THE DATA >>
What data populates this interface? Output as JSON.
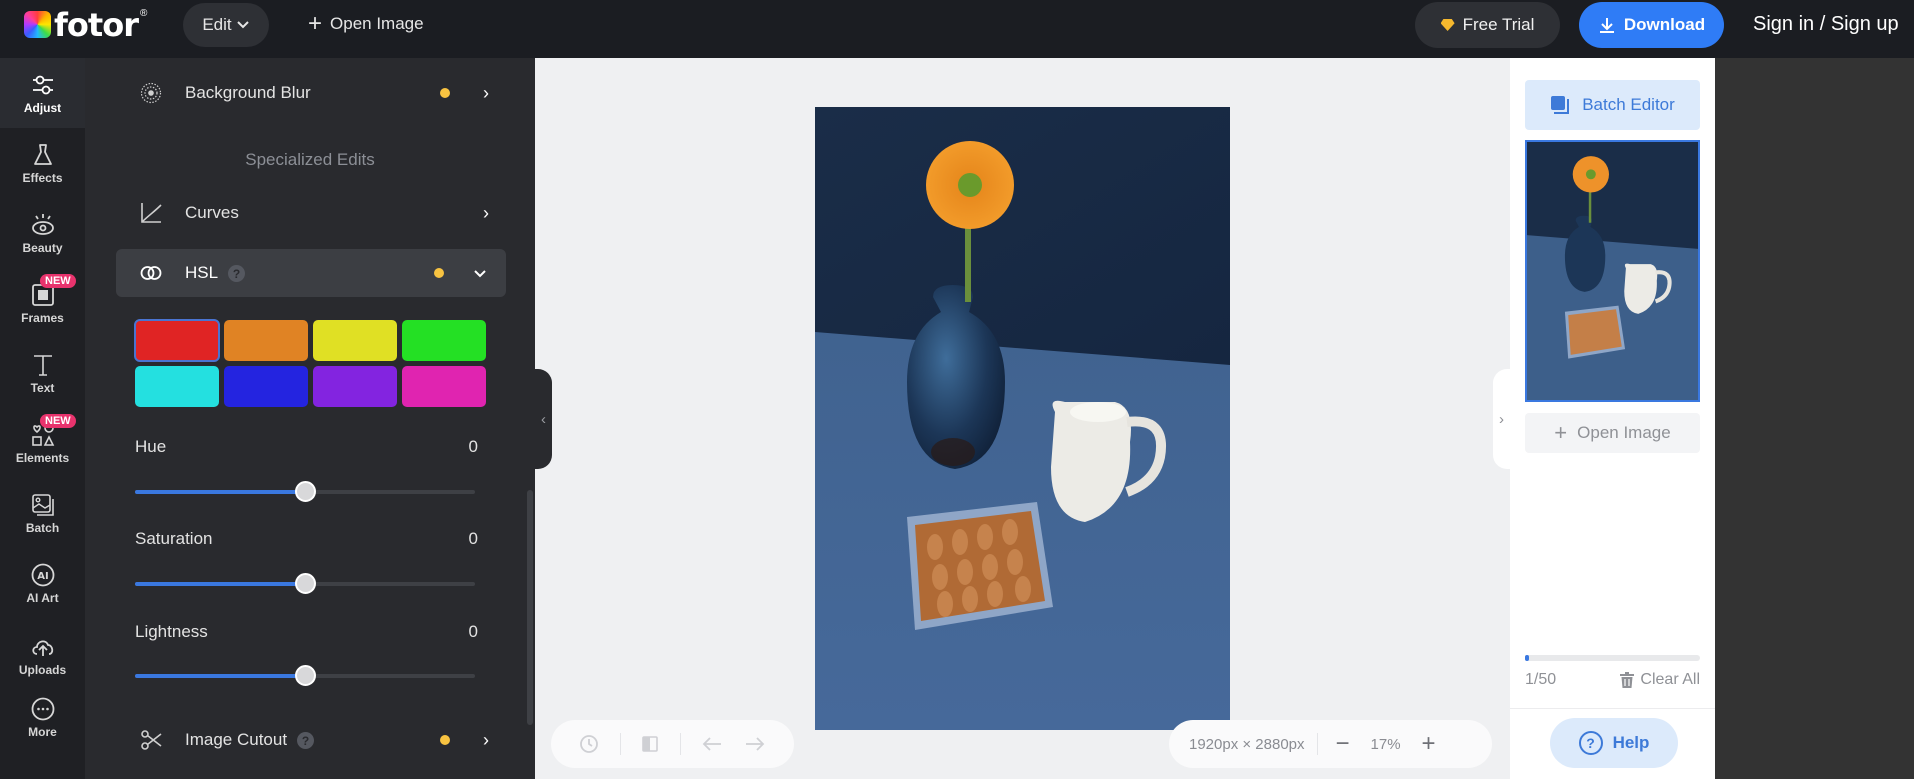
{
  "topbar": {
    "logo_text": "fotor",
    "logo_reg": "®",
    "edit_label": "Edit",
    "open_image_label": "Open Image",
    "free_trial_label": "Free Trial",
    "download_label": "Download",
    "signin_label": "Sign in / Sign up"
  },
  "sidebar": {
    "items": [
      {
        "label": "Adjust",
        "icon": "sliders-icon",
        "active": true
      },
      {
        "label": "Effects",
        "icon": "flask-icon"
      },
      {
        "label": "Beauty",
        "icon": "eye-icon"
      },
      {
        "label": "Frames",
        "icon": "frame-icon",
        "badge": "NEW"
      },
      {
        "label": "Text",
        "icon": "text-icon"
      },
      {
        "label": "Elements",
        "icon": "shapes-icon",
        "badge": "NEW"
      },
      {
        "label": "Batch",
        "icon": "images-icon"
      },
      {
        "label": "AI Art",
        "icon": "ai-icon"
      },
      {
        "label": "Uploads",
        "icon": "cloud-upload-icon"
      },
      {
        "label": "More",
        "icon": "more-icon"
      }
    ]
  },
  "panel": {
    "background_blur": {
      "label": "Background Blur",
      "premium": true
    },
    "section_title": "Specialized Edits",
    "curves": {
      "label": "Curves"
    },
    "hsl": {
      "label": "HSL",
      "help": "?",
      "premium": true,
      "expanded": true,
      "swatches": [
        {
          "name": "red",
          "color": "#e02424",
          "selected": true
        },
        {
          "name": "orange",
          "color": "#e08324"
        },
        {
          "name": "yellow",
          "color": "#e0e024"
        },
        {
          "name": "green",
          "color": "#24e024"
        },
        {
          "name": "cyan",
          "color": "#24e0e0"
        },
        {
          "name": "blue",
          "color": "#2424e0"
        },
        {
          "name": "purple",
          "color": "#8324e0"
        },
        {
          "name": "magenta",
          "color": "#e024b0"
        }
      ],
      "sliders": [
        {
          "label": "Hue",
          "value": "0",
          "fraction": 0.5
        },
        {
          "label": "Saturation",
          "value": "0",
          "fraction": 0.5
        },
        {
          "label": "Lightness",
          "value": "0",
          "fraction": 0.5
        }
      ]
    },
    "image_cutout": {
      "label": "Image Cutout",
      "help": "?",
      "premium": true
    }
  },
  "canvas": {
    "dimensions": "1920px × 2880px",
    "zoom": "17%",
    "zoom_out": "−",
    "zoom_in": "+"
  },
  "right_panel": {
    "batch_editor_label": "Batch Editor",
    "open_image_label": "Open Image",
    "count": "1/50",
    "progress_fraction": 0.02,
    "clear_all_label": "Clear All",
    "help_label": "Help"
  },
  "colors": {
    "accent": "#2f7cf6",
    "premium_dot": "#f8c341",
    "new_badge": "#e8336d"
  }
}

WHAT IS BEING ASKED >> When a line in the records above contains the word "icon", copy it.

OUTPUT OF THE EXERCISE >>
        "icon": "sliders-icon",
        "icon": "flask-icon"
        "icon": "eye-icon"
        "icon": "frame-icon",
        "icon": "text-icon"
        "icon": "shapes-icon",
        "icon": "images-icon"
        "icon": "ai-icon"
        "icon": "cloud-upload-icon"
        "icon": "more-icon"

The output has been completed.